Chris Iggo (AXA IM) | The market is trading like it believes the mid-cycle correction story rather than the impending recession narrative. Equity and credit markets are doing “ok” and rates have bottomed for now.
Investors are weary of the US-China trade story and Brexit and are questioning just how weak the global cycle really is. This is not to say it’s off to the races again with risky assets, just that things might not be quite as bad as suggested by the deeply negative trends in rates we saw in August. Some of the recent data prints have stabilised and employment conditions in major economies are good.
Central banks have responded to downside risks and market direction for the next few months will come from the data, the materialisation or otherwise of the global risks, and any progress towards a different macroeconomic policy balance.

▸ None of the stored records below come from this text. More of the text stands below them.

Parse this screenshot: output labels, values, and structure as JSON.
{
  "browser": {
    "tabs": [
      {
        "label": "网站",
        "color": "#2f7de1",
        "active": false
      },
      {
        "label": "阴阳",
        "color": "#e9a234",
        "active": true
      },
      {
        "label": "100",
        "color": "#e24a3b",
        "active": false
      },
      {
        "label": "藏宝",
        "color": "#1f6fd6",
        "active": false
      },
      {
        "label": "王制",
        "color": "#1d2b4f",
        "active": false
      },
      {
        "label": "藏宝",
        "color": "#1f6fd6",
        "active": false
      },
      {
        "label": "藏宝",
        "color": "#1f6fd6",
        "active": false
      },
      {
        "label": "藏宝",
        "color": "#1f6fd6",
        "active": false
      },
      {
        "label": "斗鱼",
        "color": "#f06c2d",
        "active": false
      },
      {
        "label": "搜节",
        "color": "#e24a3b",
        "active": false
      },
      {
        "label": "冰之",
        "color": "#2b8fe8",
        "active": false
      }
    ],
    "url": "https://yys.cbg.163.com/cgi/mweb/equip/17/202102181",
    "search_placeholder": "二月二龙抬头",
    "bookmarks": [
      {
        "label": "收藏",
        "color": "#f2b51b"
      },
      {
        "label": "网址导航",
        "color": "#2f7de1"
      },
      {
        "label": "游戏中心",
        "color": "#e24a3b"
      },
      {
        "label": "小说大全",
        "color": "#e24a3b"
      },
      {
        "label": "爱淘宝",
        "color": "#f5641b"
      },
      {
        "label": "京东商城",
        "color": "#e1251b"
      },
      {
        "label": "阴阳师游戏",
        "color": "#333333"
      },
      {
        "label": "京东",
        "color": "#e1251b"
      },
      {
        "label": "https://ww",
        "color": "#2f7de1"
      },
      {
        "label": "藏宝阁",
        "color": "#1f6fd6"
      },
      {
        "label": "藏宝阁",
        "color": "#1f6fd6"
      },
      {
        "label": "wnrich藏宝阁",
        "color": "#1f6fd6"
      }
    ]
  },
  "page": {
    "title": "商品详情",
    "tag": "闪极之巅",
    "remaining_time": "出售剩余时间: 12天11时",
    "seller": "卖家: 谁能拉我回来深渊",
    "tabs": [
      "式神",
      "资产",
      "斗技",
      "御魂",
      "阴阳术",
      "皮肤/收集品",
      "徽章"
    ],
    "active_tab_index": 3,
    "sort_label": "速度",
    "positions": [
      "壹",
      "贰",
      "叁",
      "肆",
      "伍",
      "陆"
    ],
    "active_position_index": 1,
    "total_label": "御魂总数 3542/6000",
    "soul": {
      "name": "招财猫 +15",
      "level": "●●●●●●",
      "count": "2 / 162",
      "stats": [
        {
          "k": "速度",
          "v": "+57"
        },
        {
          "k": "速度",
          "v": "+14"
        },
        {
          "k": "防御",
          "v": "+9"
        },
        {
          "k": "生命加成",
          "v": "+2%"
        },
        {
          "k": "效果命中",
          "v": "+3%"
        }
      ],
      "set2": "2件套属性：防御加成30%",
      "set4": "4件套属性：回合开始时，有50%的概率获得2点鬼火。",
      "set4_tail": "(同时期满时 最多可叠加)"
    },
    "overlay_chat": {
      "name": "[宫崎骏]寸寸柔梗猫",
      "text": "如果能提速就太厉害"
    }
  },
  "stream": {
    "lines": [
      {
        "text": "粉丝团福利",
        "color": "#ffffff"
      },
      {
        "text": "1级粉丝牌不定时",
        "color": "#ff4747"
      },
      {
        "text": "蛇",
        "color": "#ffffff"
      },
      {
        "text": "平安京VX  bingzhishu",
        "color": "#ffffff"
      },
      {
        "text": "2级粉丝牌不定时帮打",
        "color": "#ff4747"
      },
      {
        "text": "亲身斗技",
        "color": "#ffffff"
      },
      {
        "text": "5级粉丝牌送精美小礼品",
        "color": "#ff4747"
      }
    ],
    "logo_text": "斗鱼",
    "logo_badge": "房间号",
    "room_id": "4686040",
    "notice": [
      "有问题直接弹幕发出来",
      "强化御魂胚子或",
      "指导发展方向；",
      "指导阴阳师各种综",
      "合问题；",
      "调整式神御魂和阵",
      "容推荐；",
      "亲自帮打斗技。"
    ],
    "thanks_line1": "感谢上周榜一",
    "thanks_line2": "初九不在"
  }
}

In bonds that suggests getting exposure to yield where appropriate and looking for return from carry strategies (even though carry is not what it used to be).
While there has been a lot of talk recently about the lack of effectiveness of monetary policy – especially in the context of the Euro Area where inflation continues to run significantly below the European Central Bank’s (ECB’s) target of roughly 2% – markets are still hooked on central bank decisions and the interest rate outlook is a key input into both economic and financial return forecasts.
Thus, if you want a reason to be optimistic that the global economy can avoid a recession in 2020 one just has to consider just how much monetary easing there has been this year. The real global policy rate has fallen since the first half of 2019 with a 50 basis points (bps) easing by the Federal Reserve (Fed) since June, a comprehensive package of easing in Europe and a whole host of emerging market central banks cutting rates.
Significant cuts in policy rates have occurred in Brazil (-100bps since June), Indonesia (-75bps since June), Mexico (-50bps), Russia (-50bps) and Turkey (-425bps). In addition, China has taken a number of steps to ease monetary policy including reducing the reserve requirement by 150bps this year. The ability of emerging market central banks to cut rates reflects a lack of inflation concern but also, overall, reduced financial instability. Except for the Argentine peso, most emerging currencies have remained quite stable against the dollar over the last quarter.